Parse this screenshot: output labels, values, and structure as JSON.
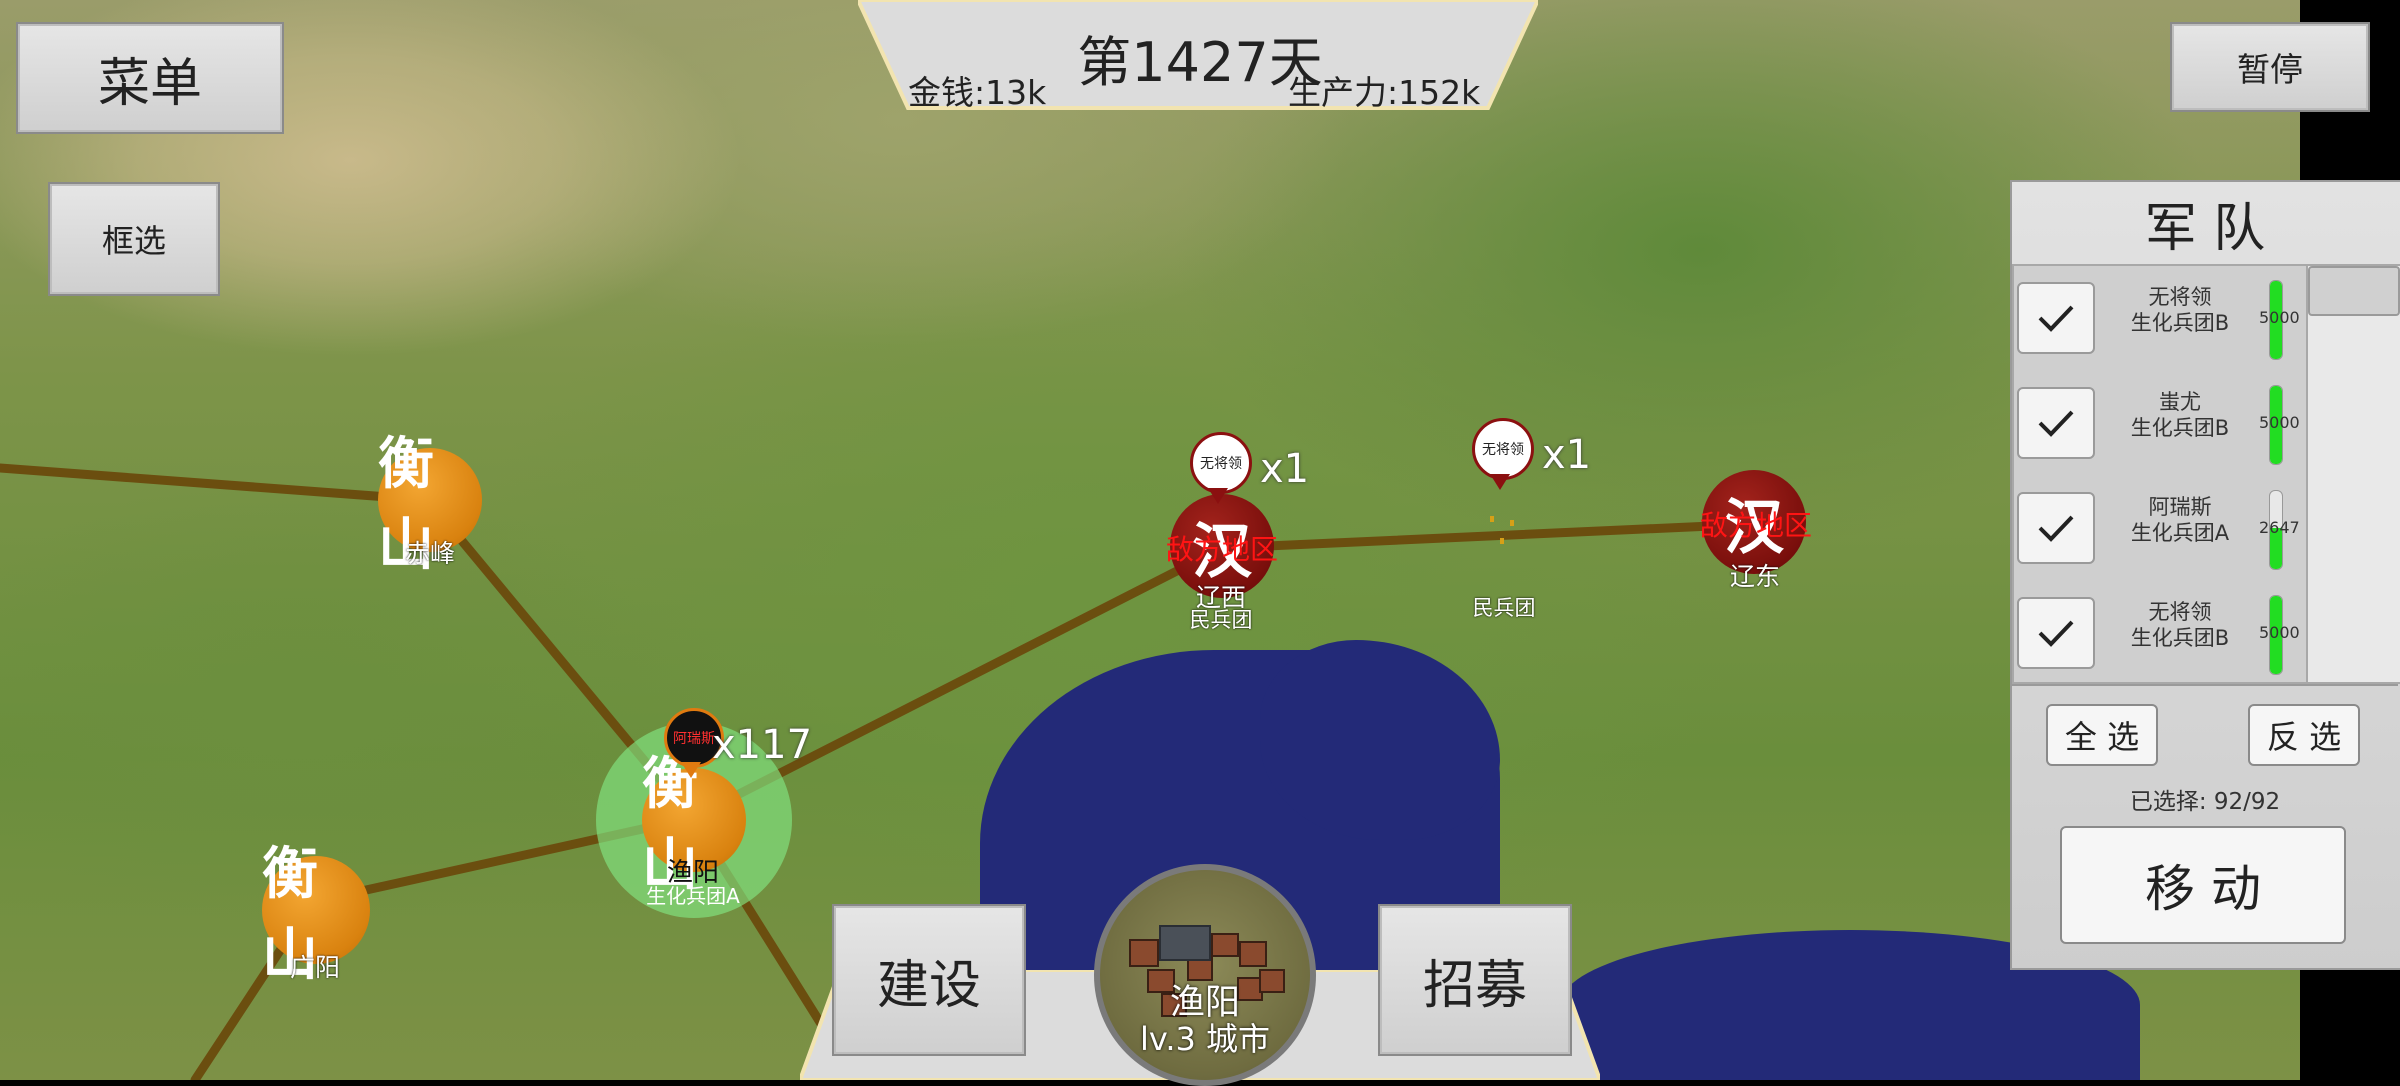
{
  "top": {
    "menu_label": "菜单",
    "box_select_label": "框选",
    "day_title": "第1427天",
    "money": "金钱:13k",
    "production": "生产力:152k",
    "pause_label": "暂停"
  },
  "cities": [
    {
      "glyph": "衡山",
      "name": "赤峰",
      "color": "orange"
    },
    {
      "glyph": "衡山",
      "name": "渔阳",
      "sub": "生化兵团A",
      "color": "orange"
    },
    {
      "glyph": "衡山",
      "name": "广阳",
      "color": "orange"
    },
    {
      "glyph": "汉",
      "name": "辽西",
      "sub": "民兵团",
      "enemy": "敌方地区",
      "color": "red"
    },
    {
      "glyph": "汉",
      "name": "辽东",
      "enemy": "敌方地区",
      "color": "red"
    }
  ],
  "units": [
    {
      "pin": "无将领",
      "count": "x1"
    },
    {
      "pin": "无将领",
      "count": "x1",
      "sub": "民兵团"
    },
    {
      "pin": "阿瑞斯",
      "count": "x117"
    }
  ],
  "army_panel": {
    "title": "军 队",
    "rows": [
      {
        "line1": "无将领",
        "line2": "生化兵团B",
        "hp": "5000",
        "hp_fraction": 1.0
      },
      {
        "line1": "蚩尤",
        "line2": "生化兵团B",
        "hp": "5000",
        "hp_fraction": 1.0
      },
      {
        "line1": "阿瑞斯",
        "line2": "生化兵团A",
        "hp": "2647",
        "hp_fraction": 0.53
      },
      {
        "line1": "无将领",
        "line2": "生化兵团B",
        "hp": "5000",
        "hp_fraction": 1.0
      }
    ],
    "select_all": "全 选",
    "invert_select": "反 选",
    "selected_count": "已选择: 92/92",
    "move_label": "移 动"
  },
  "bottom": {
    "build_label": "建设",
    "recruit_label": "招募",
    "city_name": "渔阳",
    "city_level": "lv.3 城市"
  },
  "colors": {
    "road": "#6b4e0f",
    "sea": "#232a78",
    "hp_green": "#22dd22",
    "enemy_red": "#ff1414"
  }
}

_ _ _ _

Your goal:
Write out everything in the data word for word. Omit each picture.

Solution:
Parse this screenshot: output labels, values, and structure as JSON.
{
  "top": {
    "menu_label": "菜单",
    "box_select_label": "框选",
    "day_title": "第1427天",
    "money": "金钱:13k",
    "production": "生产力:152k",
    "pause_label": "暂停"
  },
  "cities": [
    {
      "glyph": "衡山",
      "name": "赤峰",
      "color": "orange"
    },
    {
      "glyph": "衡山",
      "name": "渔阳",
      "sub": "生化兵团A",
      "color": "orange"
    },
    {
      "glyph": "衡山",
      "name": "广阳",
      "color": "orange"
    },
    {
      "glyph": "汉",
      "name": "辽西",
      "sub": "民兵团",
      "enemy": "敌方地区",
      "color": "red"
    },
    {
      "glyph": "汉",
      "name": "辽东",
      "enemy": "敌方地区",
      "color": "red"
    }
  ],
  "units": [
    {
      "pin": "无将领",
      "count": "x1"
    },
    {
      "pin": "无将领",
      "count": "x1",
      "sub": "民兵团"
    },
    {
      "pin": "阿瑞斯",
      "count": "x117"
    }
  ],
  "army_panel": {
    "title": "军 队",
    "rows": [
      {
        "line1": "无将领",
        "line2": "生化兵团B",
        "hp": "5000",
        "hp_fraction": 1.0
      },
      {
        "line1": "蚩尤",
        "line2": "生化兵团B",
        "hp": "5000",
        "hp_fraction": 1.0
      },
      {
        "line1": "阿瑞斯",
        "line2": "生化兵团A",
        "hp": "2647",
        "hp_fraction": 0.53
      },
      {
        "line1": "无将领",
        "line2": "生化兵团B",
        "hp": "5000",
        "hp_fraction": 1.0
      }
    ],
    "select_all": "全 选",
    "invert_select": "反 选",
    "selected_count": "已选择: 92/92",
    "move_label": "移 动"
  },
  "bottom": {
    "build_label": "建设",
    "recruit_label": "招募",
    "city_name": "渔阳",
    "city_level": "lv.3 城市"
  },
  "colors": {
    "road": "#6b4e0f",
    "sea": "#232a78",
    "hp_green": "#22dd22",
    "enemy_red": "#ff1414"
  }
}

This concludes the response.